* [Aim of the task]:
Please write each entry out again exactly as shown.

── Records for this task

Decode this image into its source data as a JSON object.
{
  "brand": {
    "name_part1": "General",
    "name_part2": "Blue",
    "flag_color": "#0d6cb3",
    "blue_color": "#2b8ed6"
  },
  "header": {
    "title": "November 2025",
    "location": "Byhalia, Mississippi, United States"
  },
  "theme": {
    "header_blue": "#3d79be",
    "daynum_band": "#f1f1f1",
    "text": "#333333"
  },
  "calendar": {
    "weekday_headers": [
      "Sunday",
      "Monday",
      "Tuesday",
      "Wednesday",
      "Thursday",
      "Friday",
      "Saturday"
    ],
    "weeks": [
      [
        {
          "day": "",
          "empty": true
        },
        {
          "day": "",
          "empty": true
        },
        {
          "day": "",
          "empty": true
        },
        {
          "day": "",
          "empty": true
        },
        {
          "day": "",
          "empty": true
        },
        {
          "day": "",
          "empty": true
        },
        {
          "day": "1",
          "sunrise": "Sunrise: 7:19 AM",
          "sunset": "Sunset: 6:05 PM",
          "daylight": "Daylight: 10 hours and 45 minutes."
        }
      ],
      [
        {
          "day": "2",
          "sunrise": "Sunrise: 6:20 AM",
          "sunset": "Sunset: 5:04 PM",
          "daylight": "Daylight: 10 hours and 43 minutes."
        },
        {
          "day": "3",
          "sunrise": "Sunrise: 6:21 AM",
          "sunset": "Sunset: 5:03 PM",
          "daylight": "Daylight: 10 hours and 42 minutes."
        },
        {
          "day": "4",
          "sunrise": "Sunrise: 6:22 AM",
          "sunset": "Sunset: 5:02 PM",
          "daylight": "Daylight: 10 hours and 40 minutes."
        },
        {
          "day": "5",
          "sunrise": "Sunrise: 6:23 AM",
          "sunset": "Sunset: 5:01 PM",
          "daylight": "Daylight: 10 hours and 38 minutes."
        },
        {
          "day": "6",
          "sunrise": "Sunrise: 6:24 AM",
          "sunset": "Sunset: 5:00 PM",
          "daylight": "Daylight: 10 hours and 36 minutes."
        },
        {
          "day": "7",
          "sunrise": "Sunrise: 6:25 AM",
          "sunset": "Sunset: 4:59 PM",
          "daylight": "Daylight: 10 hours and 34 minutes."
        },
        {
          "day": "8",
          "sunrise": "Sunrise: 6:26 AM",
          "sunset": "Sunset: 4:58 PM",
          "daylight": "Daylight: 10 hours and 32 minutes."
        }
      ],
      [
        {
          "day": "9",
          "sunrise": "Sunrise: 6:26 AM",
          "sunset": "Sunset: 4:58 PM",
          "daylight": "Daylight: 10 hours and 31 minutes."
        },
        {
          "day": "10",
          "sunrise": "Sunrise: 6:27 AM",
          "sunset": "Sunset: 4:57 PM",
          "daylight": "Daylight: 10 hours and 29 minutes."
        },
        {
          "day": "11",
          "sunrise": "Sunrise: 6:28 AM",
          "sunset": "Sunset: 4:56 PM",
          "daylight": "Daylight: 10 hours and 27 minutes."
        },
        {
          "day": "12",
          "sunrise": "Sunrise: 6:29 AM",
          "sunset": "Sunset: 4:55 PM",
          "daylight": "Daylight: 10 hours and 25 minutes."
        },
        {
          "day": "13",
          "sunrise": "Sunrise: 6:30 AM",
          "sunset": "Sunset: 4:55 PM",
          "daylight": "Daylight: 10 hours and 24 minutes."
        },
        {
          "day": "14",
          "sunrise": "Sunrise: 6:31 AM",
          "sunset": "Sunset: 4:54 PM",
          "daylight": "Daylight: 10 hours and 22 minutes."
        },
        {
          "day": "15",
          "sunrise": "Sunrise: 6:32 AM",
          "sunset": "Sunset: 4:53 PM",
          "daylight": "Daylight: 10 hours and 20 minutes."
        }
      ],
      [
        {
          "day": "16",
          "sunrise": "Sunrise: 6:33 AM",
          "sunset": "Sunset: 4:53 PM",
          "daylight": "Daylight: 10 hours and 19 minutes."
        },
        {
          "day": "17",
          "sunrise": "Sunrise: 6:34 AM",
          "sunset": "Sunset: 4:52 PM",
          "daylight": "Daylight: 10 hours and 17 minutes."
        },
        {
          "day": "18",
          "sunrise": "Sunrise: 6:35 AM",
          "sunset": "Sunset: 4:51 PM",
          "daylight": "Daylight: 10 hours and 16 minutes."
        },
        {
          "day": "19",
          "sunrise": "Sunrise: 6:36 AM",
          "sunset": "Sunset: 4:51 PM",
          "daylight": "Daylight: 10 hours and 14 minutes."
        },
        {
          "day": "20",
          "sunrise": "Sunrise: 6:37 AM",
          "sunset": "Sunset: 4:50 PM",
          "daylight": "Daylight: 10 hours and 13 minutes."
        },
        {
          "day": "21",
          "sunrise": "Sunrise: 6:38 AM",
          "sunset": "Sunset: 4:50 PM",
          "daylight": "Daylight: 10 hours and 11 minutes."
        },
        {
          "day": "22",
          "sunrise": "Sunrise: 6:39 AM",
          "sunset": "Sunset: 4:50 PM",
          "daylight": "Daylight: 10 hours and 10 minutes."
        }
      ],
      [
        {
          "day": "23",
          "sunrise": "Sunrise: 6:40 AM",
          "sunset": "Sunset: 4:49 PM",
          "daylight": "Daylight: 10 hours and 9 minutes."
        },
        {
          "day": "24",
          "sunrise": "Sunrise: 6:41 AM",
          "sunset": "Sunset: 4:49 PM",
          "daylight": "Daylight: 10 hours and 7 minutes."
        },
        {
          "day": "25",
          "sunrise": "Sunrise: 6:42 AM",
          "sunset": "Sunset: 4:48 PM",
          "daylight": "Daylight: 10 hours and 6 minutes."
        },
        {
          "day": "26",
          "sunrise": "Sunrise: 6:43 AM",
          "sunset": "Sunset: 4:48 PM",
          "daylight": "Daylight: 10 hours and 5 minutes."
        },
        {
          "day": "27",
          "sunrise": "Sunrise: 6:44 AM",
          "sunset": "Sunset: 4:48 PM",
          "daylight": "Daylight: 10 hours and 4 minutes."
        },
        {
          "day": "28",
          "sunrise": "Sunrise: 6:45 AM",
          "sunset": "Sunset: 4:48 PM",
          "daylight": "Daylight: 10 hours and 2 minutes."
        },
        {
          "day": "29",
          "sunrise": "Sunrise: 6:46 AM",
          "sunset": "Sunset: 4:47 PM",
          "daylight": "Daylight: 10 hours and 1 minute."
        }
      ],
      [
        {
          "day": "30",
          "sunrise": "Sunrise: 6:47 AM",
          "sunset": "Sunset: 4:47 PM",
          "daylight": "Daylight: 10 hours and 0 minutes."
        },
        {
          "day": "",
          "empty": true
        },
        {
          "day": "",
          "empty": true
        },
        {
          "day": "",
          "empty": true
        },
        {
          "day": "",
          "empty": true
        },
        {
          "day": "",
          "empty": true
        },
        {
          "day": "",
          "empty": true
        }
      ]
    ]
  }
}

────

* [Output for this task]:
Decode this image into its source data as a JSON object.
{
  "brand": {
    "name_part1": "General",
    "name_part2": "Blue",
    "flag_color": "#0d6cb3",
    "blue_color": "#2b8ed6"
  },
  "header": {
    "title": "November 2025",
    "location": "Byhalia, Mississippi, United States"
  },
  "theme": {
    "header_blue": "#3d79be",
    "daynum_band": "#f1f1f1",
    "text": "#333333"
  },
  "calendar": {
    "weekday_headers": [
      "Sunday",
      "Monday",
      "Tuesday",
      "Wednesday",
      "Thursday",
      "Friday",
      "Saturday"
    ],
    "weeks": [
      [
        {
          "day": "",
          "empty": true
        },
        {
          "day": "",
          "empty": true
        },
        {
          "day": "",
          "empty": true
        },
        {
          "day": "",
          "empty": true
        },
        {
          "day": "",
          "empty": true
        },
        {
          "day": "",
          "empty": true
        },
        {
          "day": "1",
          "sunrise": "Sunrise: 7:19 AM",
          "sunset": "Sunset: 6:05 PM",
          "daylight": "Daylight: 10 hours and 45 minutes."
        }
      ],
      [
        {
          "day": "2",
          "sunrise": "Sunrise: 6:20 AM",
          "sunset": "Sunset: 5:04 PM",
          "daylight": "Daylight: 10 hours and 43 minutes."
        },
        {
          "day": "3",
          "sunrise": "Sunrise: 6:21 AM",
          "sunset": "Sunset: 5:03 PM",
          "daylight": "Daylight: 10 hours and 42 minutes."
        },
        {
          "day": "4",
          "sunrise": "Sunrise: 6:22 AM",
          "sunset": "Sunset: 5:02 PM",
          "daylight": "Daylight: 10 hours and 40 minutes."
        },
        {
          "day": "5",
          "sunrise": "Sunrise: 6:23 AM",
          "sunset": "Sunset: 5:01 PM",
          "daylight": "Daylight: 10 hours and 38 minutes."
        },
        {
          "day": "6",
          "sunrise": "Sunrise: 6:24 AM",
          "sunset": "Sunset: 5:00 PM",
          "daylight": "Daylight: 10 hours and 36 minutes."
        },
        {
          "day": "7",
          "sunrise": "Sunrise: 6:25 AM",
          "sunset": "Sunset: 4:59 PM",
          "daylight": "Daylight: 10 hours and 34 minutes."
        },
        {
          "day": "8",
          "sunrise": "Sunrise: 6:26 AM",
          "sunset": "Sunset: 4:58 PM",
          "daylight": "Daylight: 10 hours and 32 minutes."
        }
      ],
      [
        {
          "day": "9",
          "sunrise": "Sunrise: 6:26 AM",
          "sunset": "Sunset: 4:58 PM",
          "daylight": "Daylight: 10 hours and 31 minutes."
        },
        {
          "day": "10",
          "sunrise": "Sunrise: 6:27 AM",
          "sunset": "Sunset: 4:57 PM",
          "daylight": "Daylight: 10 hours and 29 minutes."
        },
        {
          "day": "11",
          "sunrise": "Sunrise: 6:28 AM",
          "sunset": "Sunset: 4:56 PM",
          "daylight": "Daylight: 10 hours and 27 minutes."
        },
        {
          "day": "12",
          "sunrise": "Sunrise: 6:29 AM",
          "sunset": "Sunset: 4:55 PM",
          "daylight": "Daylight: 10 hours and 25 minutes."
        },
        {
          "day": "13",
          "sunrise": "Sunrise: 6:30 AM",
          "sunset": "Sunset: 4:55 PM",
          "daylight": "Daylight: 10 hours and 24 minutes."
        },
        {
          "day": "14",
          "sunrise": "Sunrise: 6:31 AM",
          "sunset": "Sunset: 4:54 PM",
          "daylight": "Daylight: 10 hours and 22 minutes."
        },
        {
          "day": "15",
          "sunrise": "Sunrise: 6:32 AM",
          "sunset": "Sunset: 4:53 PM",
          "daylight": "Daylight: 10 hours and 20 minutes."
        }
      ],
      [
        {
          "day": "16",
          "sunrise": "Sunrise: 6:33 AM",
          "sunset": "Sunset: 4:53 PM",
          "daylight": "Daylight: 10 hours and 19 minutes."
        },
        {
          "day": "17",
          "sunrise": "Sunrise: 6:34 AM",
          "sunset": "Sunset: 4:52 PM",
          "daylight": "Daylight: 10 hours and 17 minutes."
        },
        {
          "day": "18",
          "sunrise": "Sunrise: 6:35 AM",
          "sunset": "Sunset: 4:51 PM",
          "daylight": "Daylight: 10 hours and 16 minutes."
        },
        {
          "day": "19",
          "sunrise": "Sunrise: 6:36 AM",
          "sunset": "Sunset: 4:51 PM",
          "daylight": "Daylight: 10 hours and 14 minutes."
        },
        {
          "day": "20",
          "sunrise": "Sunrise: 6:37 AM",
          "sunset": "Sunset: 4:50 PM",
          "daylight": "Daylight: 10 hours and 13 minutes."
        },
        {
          "day": "21",
          "sunrise": "Sunrise: 6:38 AM",
          "sunset": "Sunset: 4:50 PM",
          "daylight": "Daylight: 10 hours and 11 minutes."
        },
        {
          "day": "22",
          "sunrise": "Sunrise: 6:39 AM",
          "sunset": "Sunset: 4:50 PM",
          "daylight": "Daylight: 10 hours and 10 minutes."
        }
      ],
      [
        {
          "day": "23",
          "sunrise": "Sunrise: 6:40 AM",
          "sunset": "Sunset: 4:49 PM",
          "daylight": "Daylight: 10 hours and 9 minutes."
        },
        {
          "day": "24",
          "sunrise": "Sunrise: 6:41 AM",
          "sunset": "Sunset: 4:49 PM",
          "daylight": "Daylight: 10 hours and 7 minutes."
        },
        {
          "day": "25",
          "sunrise": "Sunrise: 6:42 AM",
          "sunset": "Sunset: 4:48 PM",
          "daylight": "Daylight: 10 hours and 6 minutes."
        },
        {
          "day": "26",
          "sunrise": "Sunrise: 6:43 AM",
          "sunset": "Sunset: 4:48 PM",
          "daylight": "Daylight: 10 hours and 5 minutes."
        },
        {
          "day": "27",
          "sunrise": "Sunrise: 6:44 AM",
          "sunset": "Sunset: 4:48 PM",
          "daylight": "Daylight: 10 hours and 4 minutes."
        },
        {
          "day": "28",
          "sunrise": "Sunrise: 6:45 AM",
          "sunset": "Sunset: 4:48 PM",
          "daylight": "Daylight: 10 hours and 2 minutes."
        },
        {
          "day": "29",
          "sunrise": "Sunrise: 6:46 AM",
          "sunset": "Sunset: 4:47 PM",
          "daylight": "Daylight: 10 hours and 1 minute."
        }
      ],
      [
        {
          "day": "30",
          "sunrise": "Sunrise: 6:47 AM",
          "sunset": "Sunset: 4:47 PM",
          "daylight": "Daylight: 10 hours and 0 minutes."
        },
        {
          "day": "",
          "empty": true
        },
        {
          "day": "",
          "empty": true
        },
        {
          "day": "",
          "empty": true
        },
        {
          "day": "",
          "empty": true
        },
        {
          "day": "",
          "empty": true
        },
        {
          "day": "",
          "empty": true
        }
      ]
    ]
  }
}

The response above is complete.